If you are trying to select text to create highlights or citations, remember that you must now click or tap on the first word, and then click or tap on the last word.
Loading One moment ...
Project items
Cite this article

Cited article

Citations are available only to our active members.
Sign up now to cite pages or passages in MLA, APA and Chicago citation styles.

Cited article

Bioethics and Culture Wars


Text size Smaller Larger
Search within

Search within this article

Look up

Look up a word

  • Dictionary
  • Thesaurus
Please submit a word or phrase above.
Print this page

Print this page

Why can't I print more than one page at a time?

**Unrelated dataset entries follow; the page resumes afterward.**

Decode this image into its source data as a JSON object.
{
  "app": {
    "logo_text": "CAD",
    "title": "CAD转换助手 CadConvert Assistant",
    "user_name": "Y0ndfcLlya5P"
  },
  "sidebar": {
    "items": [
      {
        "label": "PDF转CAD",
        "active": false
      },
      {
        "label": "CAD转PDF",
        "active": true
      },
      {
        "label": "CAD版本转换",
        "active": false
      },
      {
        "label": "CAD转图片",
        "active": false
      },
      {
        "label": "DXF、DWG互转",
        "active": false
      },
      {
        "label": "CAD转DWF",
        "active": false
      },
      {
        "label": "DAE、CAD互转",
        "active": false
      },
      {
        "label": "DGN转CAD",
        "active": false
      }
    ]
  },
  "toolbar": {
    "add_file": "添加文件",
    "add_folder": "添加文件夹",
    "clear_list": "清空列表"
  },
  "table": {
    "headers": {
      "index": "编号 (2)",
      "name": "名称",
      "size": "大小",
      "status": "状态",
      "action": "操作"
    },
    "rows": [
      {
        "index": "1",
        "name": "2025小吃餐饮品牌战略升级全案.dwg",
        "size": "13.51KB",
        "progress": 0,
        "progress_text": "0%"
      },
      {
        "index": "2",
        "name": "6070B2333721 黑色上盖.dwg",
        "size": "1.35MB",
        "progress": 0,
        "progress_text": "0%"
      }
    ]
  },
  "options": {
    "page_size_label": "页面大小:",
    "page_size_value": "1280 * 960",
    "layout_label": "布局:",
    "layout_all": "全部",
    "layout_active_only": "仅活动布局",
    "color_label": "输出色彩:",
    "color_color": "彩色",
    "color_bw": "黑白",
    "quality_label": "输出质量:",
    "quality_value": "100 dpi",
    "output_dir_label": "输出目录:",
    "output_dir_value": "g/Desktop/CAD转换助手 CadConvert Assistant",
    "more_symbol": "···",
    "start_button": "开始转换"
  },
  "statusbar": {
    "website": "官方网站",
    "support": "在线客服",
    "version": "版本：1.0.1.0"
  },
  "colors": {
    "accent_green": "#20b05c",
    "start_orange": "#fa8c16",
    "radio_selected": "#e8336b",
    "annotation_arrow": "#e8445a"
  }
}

While we understand printed pages are helpful to our users, this limitation is necessary to help protect our publishers' copyrighted material and prevent its unlawful distribution. We are sorry for any inconvenience.
Full screen

matching results for page

Cited passage

Citations are available only to our active members.
Sign up now to cite pages or passages in MLA, APA and Chicago citation styles.

Cited passage

Welcome to the new Questia Reader

The Questia Reader has been updated to provide you with an even better online reading experience.  It is now 100% Responsive, which means you can read our books and articles on any sized device you wish.  All of your favorite tools like notes, highlights, and citations are still here, but the way you select text has been updated to be easier to use, especially on touchscreen devices.  Here's how:

1. Click or tap the first word you want to select.
2. Click or tap the last word you want to select.

OK, got it!

Thanks for trying Questia!

Please continue trying out our research tools, but please note, full functionality is available only to our active members.

Your work will be lost once you leave this Web page.

For full access in an ad-free environment, sign up now for a FREE, 1-day trial.

Already a member? Log in now.

Are you sure you want to delete this highlight?